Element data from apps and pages
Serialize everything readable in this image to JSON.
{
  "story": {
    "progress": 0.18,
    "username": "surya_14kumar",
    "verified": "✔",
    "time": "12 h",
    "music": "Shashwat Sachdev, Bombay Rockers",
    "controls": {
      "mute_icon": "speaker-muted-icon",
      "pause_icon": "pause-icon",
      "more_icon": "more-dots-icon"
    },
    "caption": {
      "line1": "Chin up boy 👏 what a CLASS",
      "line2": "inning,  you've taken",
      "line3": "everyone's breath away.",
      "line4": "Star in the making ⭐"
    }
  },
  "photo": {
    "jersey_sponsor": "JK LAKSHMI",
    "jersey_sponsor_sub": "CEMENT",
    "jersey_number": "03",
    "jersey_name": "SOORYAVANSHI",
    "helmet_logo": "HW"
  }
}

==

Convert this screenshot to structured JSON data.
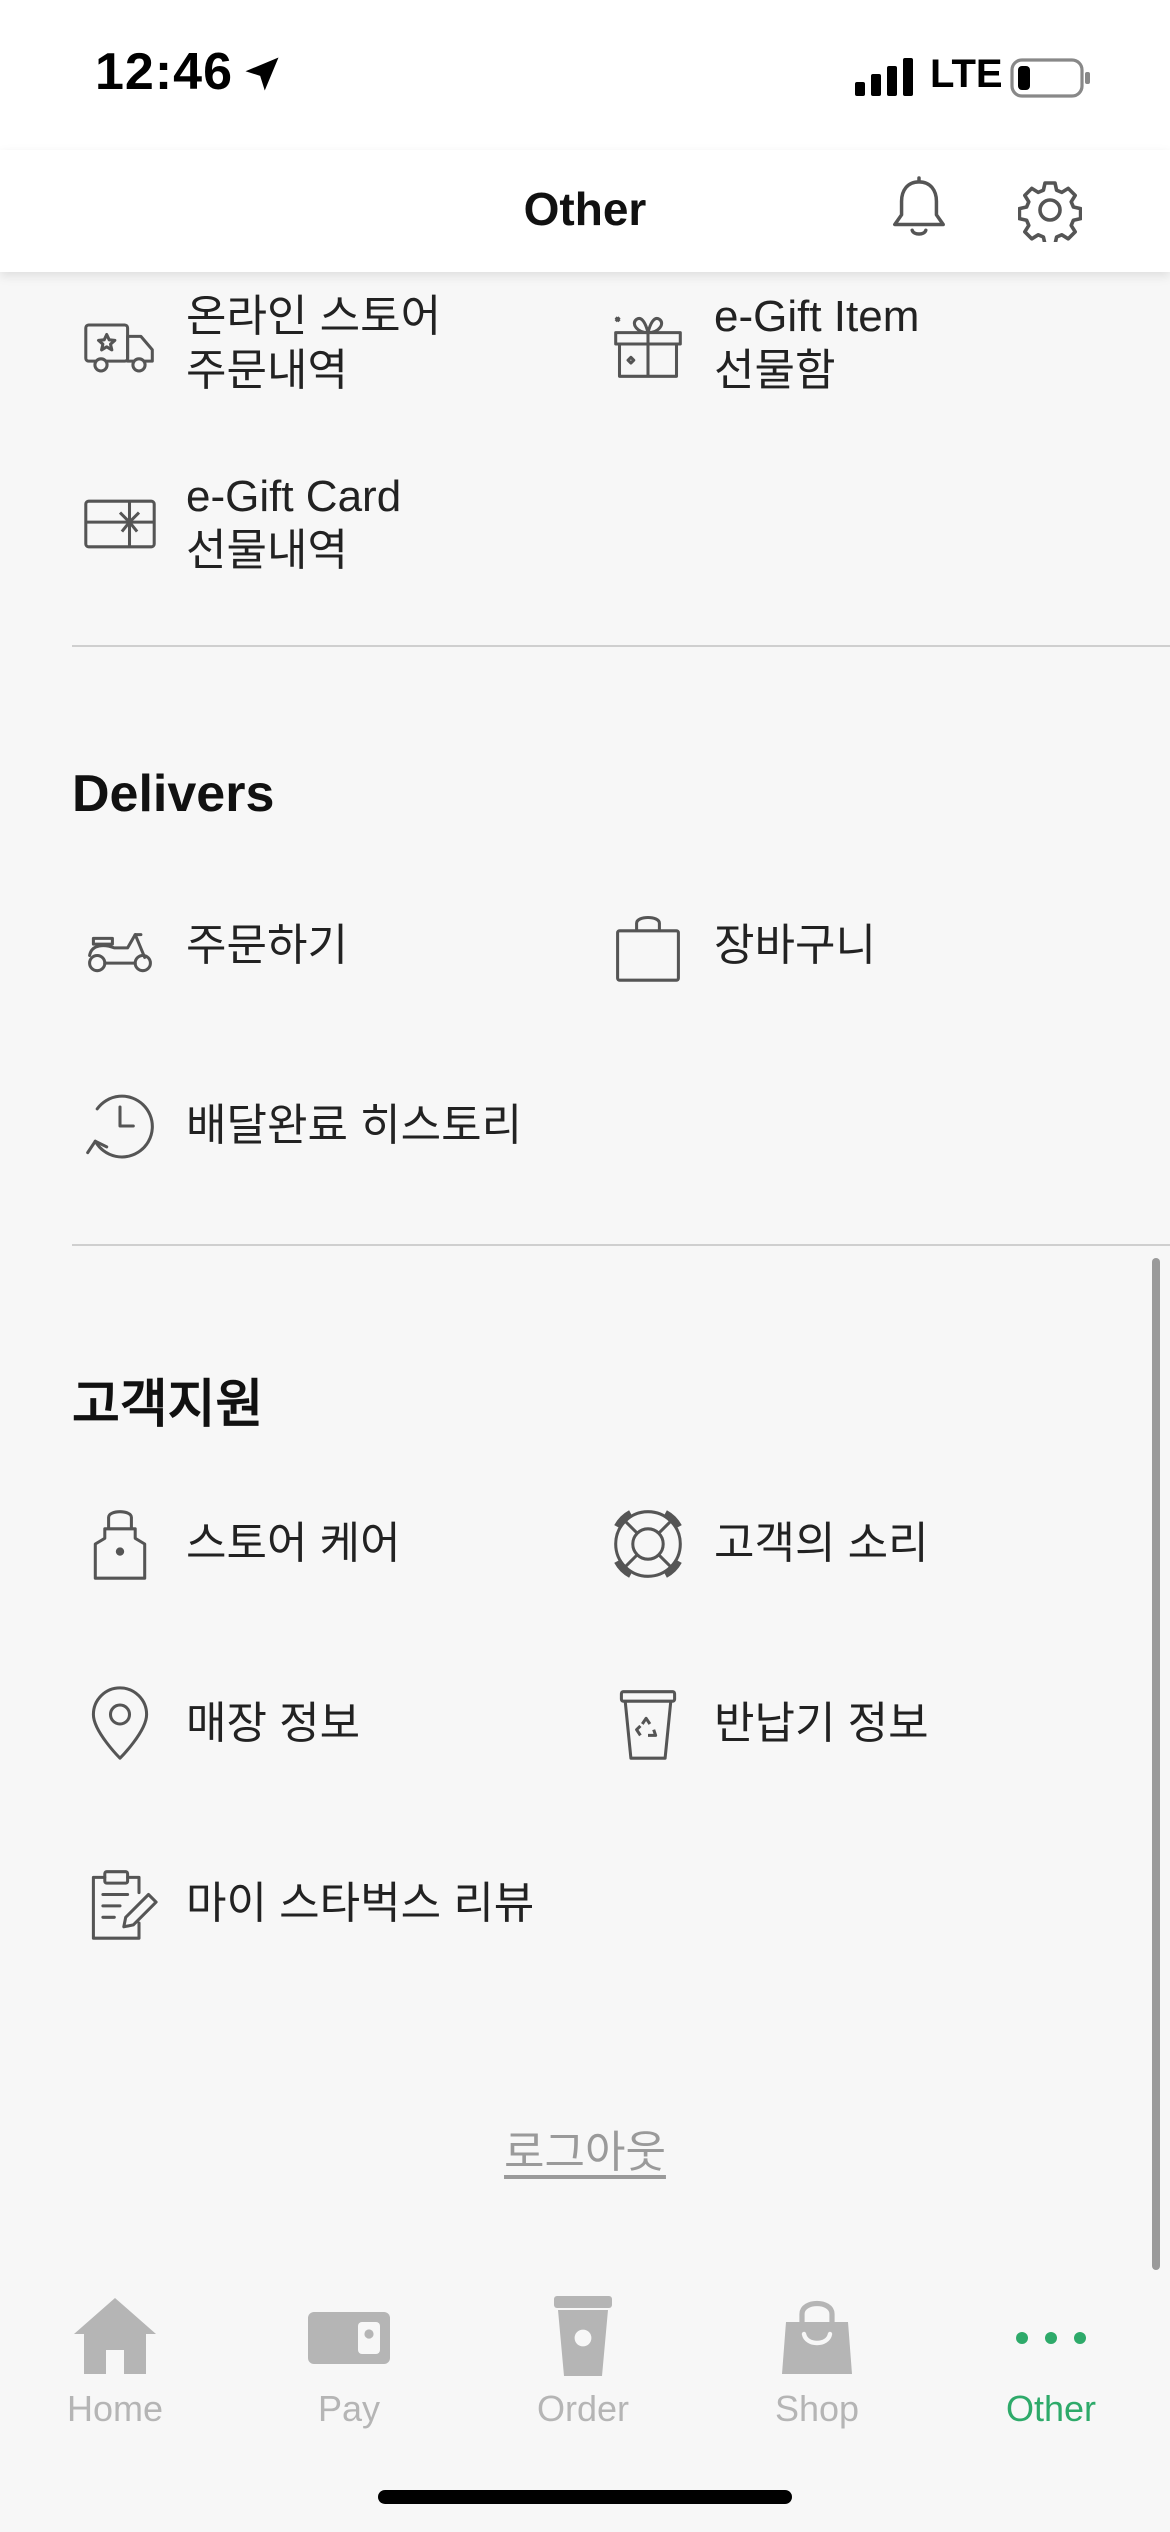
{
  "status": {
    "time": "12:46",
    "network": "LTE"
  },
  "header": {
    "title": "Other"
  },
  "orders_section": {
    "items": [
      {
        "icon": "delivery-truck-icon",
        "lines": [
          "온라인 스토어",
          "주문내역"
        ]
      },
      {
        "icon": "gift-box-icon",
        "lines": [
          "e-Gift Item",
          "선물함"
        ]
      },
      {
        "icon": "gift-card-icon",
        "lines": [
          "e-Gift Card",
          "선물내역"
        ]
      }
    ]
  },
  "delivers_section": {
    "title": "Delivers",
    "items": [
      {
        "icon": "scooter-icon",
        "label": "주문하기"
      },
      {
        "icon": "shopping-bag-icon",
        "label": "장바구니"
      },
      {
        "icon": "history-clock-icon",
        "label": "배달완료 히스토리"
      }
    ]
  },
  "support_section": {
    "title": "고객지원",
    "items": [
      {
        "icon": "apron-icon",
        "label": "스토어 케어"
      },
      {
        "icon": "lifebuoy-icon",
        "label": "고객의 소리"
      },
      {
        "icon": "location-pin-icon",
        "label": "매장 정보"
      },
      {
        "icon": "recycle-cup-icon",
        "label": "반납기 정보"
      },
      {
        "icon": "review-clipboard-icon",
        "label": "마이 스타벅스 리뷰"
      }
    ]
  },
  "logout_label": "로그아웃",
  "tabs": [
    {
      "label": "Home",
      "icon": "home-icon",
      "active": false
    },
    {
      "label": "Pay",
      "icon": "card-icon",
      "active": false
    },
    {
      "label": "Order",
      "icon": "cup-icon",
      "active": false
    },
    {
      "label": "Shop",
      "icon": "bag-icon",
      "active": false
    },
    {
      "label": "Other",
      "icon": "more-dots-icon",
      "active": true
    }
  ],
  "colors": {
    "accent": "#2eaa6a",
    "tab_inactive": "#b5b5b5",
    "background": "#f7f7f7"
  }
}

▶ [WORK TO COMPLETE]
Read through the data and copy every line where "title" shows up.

▶ [TASK RESULT]
    "title": "Other"
    "title": "Delivers",
    "title": "고객지원",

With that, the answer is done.